DD: There are several huge differences. The First was a revelation, the Second mere confirmation. The First was all about being stuck, the Second all about movement. The First was fought by soldiers on battlefields, the Second almost everywhere, by soldiers and civilians alike. The First achieved absolutely nothing, the Second at least got rid of the gangsters then ruling Germany. The Second contained the more obvious crimes against humanity, but I think the First had a deeper impact on how we think and feel about the way we live.


David Down will be speaking & signing Jack of Spies on Sunday, May 18 at 4PM. You can pre-order signed copies now, via bookpeople.com. The book will be on our shelves on May 13th.

MysteryPeople Review: JACK OF SPIES by David Downing

jack of spies

Last year, David Downing wrapped up his Station series featuring John Russell, a British journalist reluctantly drawn into the espionage game of World War II. In Jack of Spies, he begins the adventures of Jack McColl and World War I. In this first novel, he promises to explore the character event in an equally engaging way.

McColl is a Scottish automobile salesman for a company wanting to develop an international market. His position also happens to be the perfect cover for his new job moonlighting as an agent for the fledgling British Secret Service. First tasked with obtaining information regarding any hidden interests held by the Germans or Chinese, his new line of work quickly gets Jack into a Shanghai knife fight.

Soon, Jack is on a global trotting mission alongside Caity Hanley, an American journalist he meets in Peking. The pair travel from San Fransisco to New York, before McColl carries on to revolutionary Mexico to foil a plot involving the IRA, which hopes to take advantage of the opportunity created by world upheaval. Downing creates an exciting and exotic world, one ready to explode at the merest spark.

Downing also successfully depicts the new modernism of the period. One gets a sense of the people, still in a nineteenth-century mindset, trying to catch up to the new inventions and ideas of the modern era. Even Jack’s profession as a spy is new to the British government, and somewhat looked down upon. His love interest, Caitlin, the American suffragette and journalist, embodies this theme as a character. While Jack is attracted to Caitlin’s free spirit, it is something he can’t seem to completely comprehend.

In many ways, Jack Of Spies reflects The Great War. Our protagonist enters it with a devil-may-care attitude and slowly finds himself in several sobering quandaries. Downing seamlessly moves from Ian Flemming adventure to John LeCarre politics across the broad canvas of a particular time period, never losing the intimacy with his characters. I’m certainly looking forward to learning more about Jack McColl and his war.

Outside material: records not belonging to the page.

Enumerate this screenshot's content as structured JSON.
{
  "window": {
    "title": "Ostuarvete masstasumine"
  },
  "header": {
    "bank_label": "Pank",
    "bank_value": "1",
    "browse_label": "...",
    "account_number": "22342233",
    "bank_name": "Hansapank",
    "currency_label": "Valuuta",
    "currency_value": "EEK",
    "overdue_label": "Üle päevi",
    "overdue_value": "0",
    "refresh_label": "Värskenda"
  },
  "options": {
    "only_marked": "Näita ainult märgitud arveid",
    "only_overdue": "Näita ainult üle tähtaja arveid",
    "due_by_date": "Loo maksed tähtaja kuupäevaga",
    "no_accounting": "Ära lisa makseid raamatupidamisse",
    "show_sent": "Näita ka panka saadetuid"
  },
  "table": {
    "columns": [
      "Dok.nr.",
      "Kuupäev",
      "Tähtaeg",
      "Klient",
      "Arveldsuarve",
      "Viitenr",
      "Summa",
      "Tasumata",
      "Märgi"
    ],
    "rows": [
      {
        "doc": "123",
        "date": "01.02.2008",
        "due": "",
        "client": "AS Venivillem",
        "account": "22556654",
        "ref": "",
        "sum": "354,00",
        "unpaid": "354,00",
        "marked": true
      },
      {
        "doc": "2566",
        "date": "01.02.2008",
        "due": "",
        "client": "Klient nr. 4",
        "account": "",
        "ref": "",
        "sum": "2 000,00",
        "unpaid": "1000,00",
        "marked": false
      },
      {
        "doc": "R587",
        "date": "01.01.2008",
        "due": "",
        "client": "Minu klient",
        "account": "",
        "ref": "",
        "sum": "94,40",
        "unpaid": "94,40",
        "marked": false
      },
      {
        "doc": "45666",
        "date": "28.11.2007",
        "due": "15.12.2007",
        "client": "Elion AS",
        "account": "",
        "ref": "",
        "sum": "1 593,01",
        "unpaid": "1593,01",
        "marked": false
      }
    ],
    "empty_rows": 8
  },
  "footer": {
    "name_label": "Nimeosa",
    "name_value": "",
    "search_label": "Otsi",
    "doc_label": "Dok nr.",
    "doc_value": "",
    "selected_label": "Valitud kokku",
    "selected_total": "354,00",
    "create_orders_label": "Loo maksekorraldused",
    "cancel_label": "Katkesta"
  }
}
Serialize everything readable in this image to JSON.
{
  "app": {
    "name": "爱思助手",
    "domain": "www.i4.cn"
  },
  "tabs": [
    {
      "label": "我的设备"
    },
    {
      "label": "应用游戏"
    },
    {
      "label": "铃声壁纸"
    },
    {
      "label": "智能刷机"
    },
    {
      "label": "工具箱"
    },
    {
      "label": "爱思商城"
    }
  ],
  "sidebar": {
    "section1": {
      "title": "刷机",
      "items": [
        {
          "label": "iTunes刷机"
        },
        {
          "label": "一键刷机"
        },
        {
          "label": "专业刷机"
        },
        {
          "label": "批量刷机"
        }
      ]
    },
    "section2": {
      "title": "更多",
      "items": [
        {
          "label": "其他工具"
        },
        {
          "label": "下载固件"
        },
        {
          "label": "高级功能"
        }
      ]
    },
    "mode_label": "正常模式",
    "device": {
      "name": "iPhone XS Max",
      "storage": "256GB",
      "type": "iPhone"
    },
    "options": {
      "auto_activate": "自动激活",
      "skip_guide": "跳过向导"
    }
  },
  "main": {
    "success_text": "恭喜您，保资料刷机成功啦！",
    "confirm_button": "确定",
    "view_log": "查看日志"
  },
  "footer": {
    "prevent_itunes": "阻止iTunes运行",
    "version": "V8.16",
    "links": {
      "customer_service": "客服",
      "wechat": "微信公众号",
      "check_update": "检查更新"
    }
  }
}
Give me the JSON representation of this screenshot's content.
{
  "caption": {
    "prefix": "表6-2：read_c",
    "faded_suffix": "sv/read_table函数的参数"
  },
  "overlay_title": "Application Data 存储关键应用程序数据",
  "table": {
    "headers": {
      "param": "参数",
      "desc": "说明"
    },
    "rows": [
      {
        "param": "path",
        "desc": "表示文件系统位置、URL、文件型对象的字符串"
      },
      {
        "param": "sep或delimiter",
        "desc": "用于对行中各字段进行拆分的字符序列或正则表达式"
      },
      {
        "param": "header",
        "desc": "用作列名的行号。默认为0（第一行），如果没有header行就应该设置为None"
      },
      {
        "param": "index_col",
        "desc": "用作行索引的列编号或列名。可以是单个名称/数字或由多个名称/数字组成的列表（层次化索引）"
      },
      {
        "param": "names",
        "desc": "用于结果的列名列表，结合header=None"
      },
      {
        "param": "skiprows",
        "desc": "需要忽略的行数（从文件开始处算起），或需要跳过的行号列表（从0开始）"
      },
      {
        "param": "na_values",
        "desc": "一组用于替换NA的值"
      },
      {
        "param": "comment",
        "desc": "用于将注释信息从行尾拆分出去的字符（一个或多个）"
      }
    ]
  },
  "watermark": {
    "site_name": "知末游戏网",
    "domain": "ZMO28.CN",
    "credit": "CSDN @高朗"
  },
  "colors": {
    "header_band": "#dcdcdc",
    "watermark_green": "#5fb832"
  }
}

David Downing will read from & sign his new novel here at BookPeople on Sunday, May 18 at 4PM. You can pre-order signed copies of Jack of Spies now via bookpeople.com, or find a copy on our shelves in-store.